→ Problem description: Give the listing again exactly, omitting its images.

→ Given information:
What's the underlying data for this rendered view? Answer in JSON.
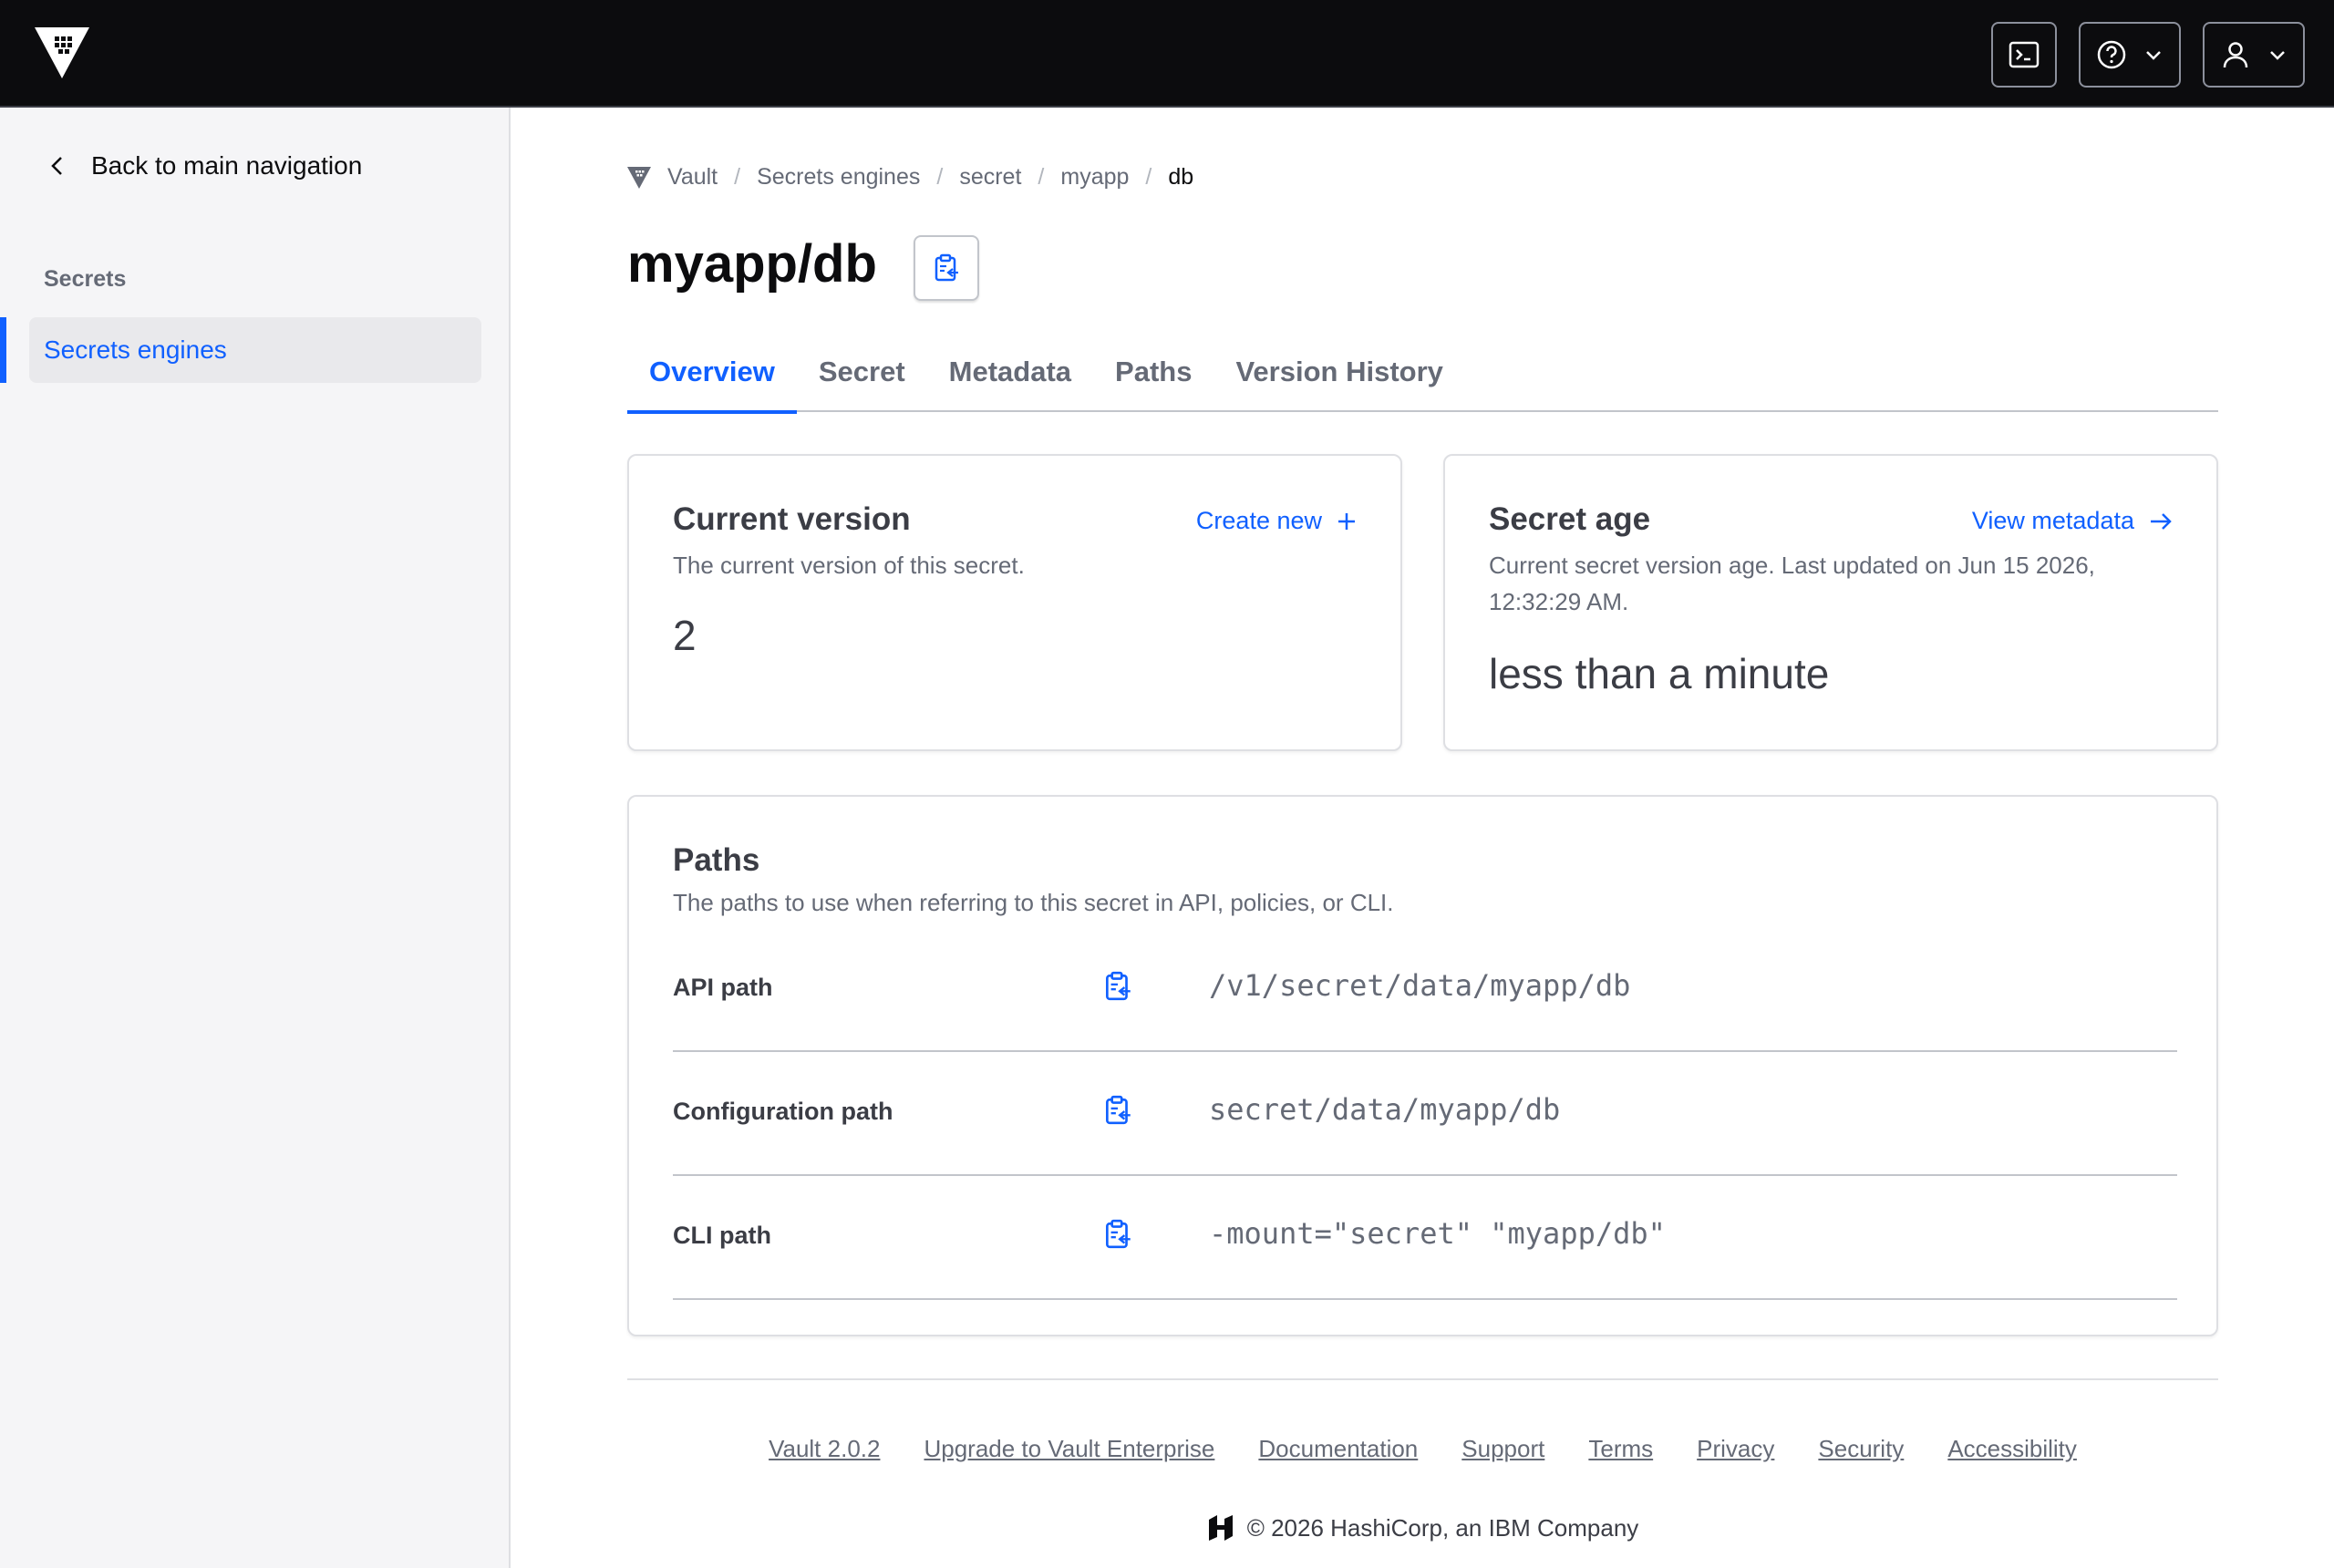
{
  "sidebar": {
    "back_label": "Back to main navigation",
    "section_heading": "Secrets",
    "items": [
      {
        "label": "Secrets engines",
        "active": true
      }
    ]
  },
  "breadcrumb": {
    "items": [
      "Vault",
      "Secrets engines",
      "secret",
      "myapp"
    ],
    "current": "db"
  },
  "page": {
    "title": "myapp/db"
  },
  "tabs": [
    {
      "label": "Overview",
      "active": true
    },
    {
      "label": "Secret"
    },
    {
      "label": "Metadata"
    },
    {
      "label": "Paths"
    },
    {
      "label": "Version History"
    }
  ],
  "current_version": {
    "title": "Current version",
    "description": "The current version of this secret.",
    "action": "Create new",
    "value": "2"
  },
  "secret_age": {
    "title": "Secret age",
    "description": "Current secret version age. Last updated on Jun 15 2026, 12:32:29 AM.",
    "action": "View metadata",
    "value": "less than a minute"
  },
  "paths": {
    "title": "Paths",
    "description": "The paths to use when referring to this secret in API, policies, or CLI.",
    "rows": [
      {
        "label": "API path",
        "value": "/v1/secret/data/myapp/db"
      },
      {
        "label": "Configuration path",
        "value": "secret/data/myapp/db"
      },
      {
        "label": "CLI path",
        "value": "-mount=\"secret\" \"myapp/db\""
      }
    ]
  },
  "footer": {
    "links": [
      "Vault 2.0.2",
      "Upgrade to Vault Enterprise",
      "Documentation",
      "Support",
      "Terms",
      "Privacy",
      "Security",
      "Accessibility"
    ],
    "copyright": "© 2026 HashiCorp, an IBM Company"
  },
  "colors": {
    "accent": "#1060ff",
    "topbar": "#0c0c0e"
  }
}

→ Answer box:
What's the underlying data for this rendered view? Answer in JSON.
{
  "sidebar": {
    "back_label": "Back to main navigation",
    "section_heading": "Secrets",
    "items": [
      {
        "label": "Secrets engines",
        "active": true
      }
    ]
  },
  "breadcrumb": {
    "items": [
      "Vault",
      "Secrets engines",
      "secret",
      "myapp"
    ],
    "current": "db"
  },
  "page": {
    "title": "myapp/db"
  },
  "tabs": [
    {
      "label": "Overview",
      "active": true
    },
    {
      "label": "Secret"
    },
    {
      "label": "Metadata"
    },
    {
      "label": "Paths"
    },
    {
      "label": "Version History"
    }
  ],
  "current_version": {
    "title": "Current version",
    "description": "The current version of this secret.",
    "action": "Create new",
    "value": "2"
  },
  "secret_age": {
    "title": "Secret age",
    "description": "Current secret version age. Last updated on Jun 15 2026, 12:32:29 AM.",
    "action": "View metadata",
    "value": "less than a minute"
  },
  "paths": {
    "title": "Paths",
    "description": "The paths to use when referring to this secret in API, policies, or CLI.",
    "rows": [
      {
        "label": "API path",
        "value": "/v1/secret/data/myapp/db"
      },
      {
        "label": "Configuration path",
        "value": "secret/data/myapp/db"
      },
      {
        "label": "CLI path",
        "value": "-mount=\"secret\" \"myapp/db\""
      }
    ]
  },
  "footer": {
    "links": [
      "Vault 2.0.2",
      "Upgrade to Vault Enterprise",
      "Documentation",
      "Support",
      "Terms",
      "Privacy",
      "Security",
      "Accessibility"
    ],
    "copyright": "© 2026 HashiCorp, an IBM Company"
  },
  "colors": {
    "accent": "#1060ff",
    "topbar": "#0c0c0e"
  }
}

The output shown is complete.